Then, exit from the communications program (making sure the connection is not dropped), and issue a command similar to the following: pppd /dev/ttya 9600
The process of logging in to the other machine and starting pppd can be automated by using the connect option to run chat, for example: pppd /dev/ttya 38400 connect 'chat "" "" "login:" "username" "Password:" "password" "% " "exec pppd passive"'
Running chat in this way leaves the password visible in the parameter list of pppd and chat.
If your serial connection is more complicated than a piece of wire, you may need to arrange for some control characters to be escaped. In particular, it is often useful to escape XON (^Q) and XOFF (^S), using asyncmap a0000. If the path includes a telnet, you probably should escape ^] as well (asyncmap 200a0000). If the path includes an rlogin, you need to use the escape ff option on the end that is running the rlogin client, since many rlogin implementations are not transparent; they remove the sequence 0xff, 0xff, 0x73, 0x73, followed by any 8 bytes, from the stream.
Messages are sent to the syslogd daemon using facility LOG_DAEMON. To see the error and debug messages, edit your /etc/syslog.conf file to direct the messages to the desired output device or file.
The debug option causes the contents of all control packets sent or received to be logged, that is, all LCP, PAP, CHAP, or IPCP packets. This is useful if the PPP negotiation does not succeed. If debugging is enabled at compile time, the debug option causes additional debugging messages to be logged.
Debugging can also be toggled on and off by sending a SIGUSR1 to the pppd process.
Commands: chat(8), pppstats(8).
RFC1144, Jacobson, V., Compressing TCP/IP Headers for Low-speed Serial Links, 1990 February.
RFC1321, Rivest, R., The MD5 Message-Digest Algorithm, 1992 April.
RFC1332, McGregor, G., The PPP Internet Protocol Control Protocol (IPCP), 1992 May (obsoletes RFC1172).
RFC1334, Lloyd, B.; Simpson, W.A., PPP Authentication Protocols, 1992 October.
RFC1570, Simpson, W.A., PPP LCP Extensions, 1994 January.
RFC1661, Simpson, W.A., The Point-to-Point Protocol (PPP), 1994 July (obsoletes RFC1548, RFC1331, RFC1171).
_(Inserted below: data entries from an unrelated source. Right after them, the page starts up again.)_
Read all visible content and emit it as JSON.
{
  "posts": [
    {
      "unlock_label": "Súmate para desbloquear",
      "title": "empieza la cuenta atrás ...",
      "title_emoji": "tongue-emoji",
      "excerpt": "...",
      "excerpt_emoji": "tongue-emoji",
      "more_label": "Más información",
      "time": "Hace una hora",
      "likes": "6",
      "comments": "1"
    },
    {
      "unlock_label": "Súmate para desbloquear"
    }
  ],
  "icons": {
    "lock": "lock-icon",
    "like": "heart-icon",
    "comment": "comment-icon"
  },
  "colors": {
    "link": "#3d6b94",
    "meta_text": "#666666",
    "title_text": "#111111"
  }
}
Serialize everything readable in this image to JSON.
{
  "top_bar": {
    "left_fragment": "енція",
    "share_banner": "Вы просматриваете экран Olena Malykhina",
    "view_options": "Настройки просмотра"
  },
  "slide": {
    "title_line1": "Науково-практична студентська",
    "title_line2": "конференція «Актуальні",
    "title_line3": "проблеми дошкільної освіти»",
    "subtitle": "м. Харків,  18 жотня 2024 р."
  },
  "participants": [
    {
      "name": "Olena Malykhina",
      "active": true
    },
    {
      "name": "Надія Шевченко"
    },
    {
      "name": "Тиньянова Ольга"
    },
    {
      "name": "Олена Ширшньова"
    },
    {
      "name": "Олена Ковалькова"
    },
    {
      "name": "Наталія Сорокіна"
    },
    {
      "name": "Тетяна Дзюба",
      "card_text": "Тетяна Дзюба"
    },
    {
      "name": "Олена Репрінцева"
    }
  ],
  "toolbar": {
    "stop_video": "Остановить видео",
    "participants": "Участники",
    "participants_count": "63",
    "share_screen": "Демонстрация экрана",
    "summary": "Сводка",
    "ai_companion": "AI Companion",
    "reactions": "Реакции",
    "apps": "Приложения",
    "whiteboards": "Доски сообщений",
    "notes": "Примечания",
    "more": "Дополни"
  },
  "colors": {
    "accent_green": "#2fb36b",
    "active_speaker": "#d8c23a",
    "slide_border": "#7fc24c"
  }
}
RFC1662, Simpson, W.A., PPP in HDLC-like Framing, 1994 July (obsoletes RFC1549).
Greg Christy, Brad Clements, Karl Fox, Brad Parker (email@example.com), Drew Perkins, Steve Tate (firstname.lastname@example.org) delim off